(Dataset records)
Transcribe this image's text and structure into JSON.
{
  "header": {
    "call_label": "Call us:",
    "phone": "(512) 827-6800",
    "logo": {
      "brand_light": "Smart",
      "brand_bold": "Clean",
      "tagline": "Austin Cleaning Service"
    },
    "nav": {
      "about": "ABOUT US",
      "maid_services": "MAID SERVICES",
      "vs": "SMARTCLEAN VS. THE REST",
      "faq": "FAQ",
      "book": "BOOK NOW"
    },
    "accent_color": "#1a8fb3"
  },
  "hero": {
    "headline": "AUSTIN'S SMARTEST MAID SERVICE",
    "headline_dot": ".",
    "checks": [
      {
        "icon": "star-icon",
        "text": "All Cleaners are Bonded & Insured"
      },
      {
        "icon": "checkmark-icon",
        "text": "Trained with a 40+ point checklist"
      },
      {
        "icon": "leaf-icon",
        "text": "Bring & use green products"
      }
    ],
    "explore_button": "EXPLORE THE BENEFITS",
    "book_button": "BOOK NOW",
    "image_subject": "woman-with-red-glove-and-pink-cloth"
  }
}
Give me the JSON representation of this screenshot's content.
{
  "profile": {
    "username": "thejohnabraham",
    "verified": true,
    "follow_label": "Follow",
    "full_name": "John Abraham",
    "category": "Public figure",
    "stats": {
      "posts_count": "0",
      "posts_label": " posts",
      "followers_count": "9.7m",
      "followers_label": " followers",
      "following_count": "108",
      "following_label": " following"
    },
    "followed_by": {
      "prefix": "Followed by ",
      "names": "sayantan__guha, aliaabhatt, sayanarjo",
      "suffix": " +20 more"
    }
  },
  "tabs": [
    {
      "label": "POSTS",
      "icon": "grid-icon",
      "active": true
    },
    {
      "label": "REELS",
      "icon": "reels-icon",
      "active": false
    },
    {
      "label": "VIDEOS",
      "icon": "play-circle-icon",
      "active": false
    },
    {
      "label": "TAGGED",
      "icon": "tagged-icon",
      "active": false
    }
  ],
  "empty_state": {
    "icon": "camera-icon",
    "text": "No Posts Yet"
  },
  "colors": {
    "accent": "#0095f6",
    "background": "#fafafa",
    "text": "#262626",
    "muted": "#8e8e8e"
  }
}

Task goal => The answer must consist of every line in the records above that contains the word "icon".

Response to the exercise =>
        "icon": "star-icon",
        "icon": "checkmark-icon",
        "icon": "leaf-icon",
      "icon": "grid-icon",
      "icon": "reels-icon",
      "icon": "play-circle-icon",
      "icon": "tagged-icon",
    "icon": "camera-icon",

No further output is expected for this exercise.